(Material to process)

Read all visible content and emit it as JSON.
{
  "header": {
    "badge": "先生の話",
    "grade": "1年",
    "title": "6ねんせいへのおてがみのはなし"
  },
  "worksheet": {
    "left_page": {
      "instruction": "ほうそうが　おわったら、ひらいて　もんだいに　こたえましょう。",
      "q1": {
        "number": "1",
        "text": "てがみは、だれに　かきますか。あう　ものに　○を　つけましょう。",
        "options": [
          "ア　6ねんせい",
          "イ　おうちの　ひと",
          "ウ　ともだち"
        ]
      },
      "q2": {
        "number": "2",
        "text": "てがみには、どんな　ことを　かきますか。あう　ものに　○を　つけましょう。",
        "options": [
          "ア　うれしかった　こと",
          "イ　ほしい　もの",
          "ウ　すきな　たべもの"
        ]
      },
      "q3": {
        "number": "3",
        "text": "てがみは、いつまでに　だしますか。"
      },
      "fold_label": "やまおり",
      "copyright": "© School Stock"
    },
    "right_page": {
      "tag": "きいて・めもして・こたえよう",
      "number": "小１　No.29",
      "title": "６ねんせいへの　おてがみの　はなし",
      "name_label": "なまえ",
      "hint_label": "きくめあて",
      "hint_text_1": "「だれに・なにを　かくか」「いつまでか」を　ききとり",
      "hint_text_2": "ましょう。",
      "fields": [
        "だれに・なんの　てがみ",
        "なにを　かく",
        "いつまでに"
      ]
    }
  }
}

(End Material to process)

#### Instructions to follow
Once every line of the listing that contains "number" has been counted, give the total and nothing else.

#### The answer
4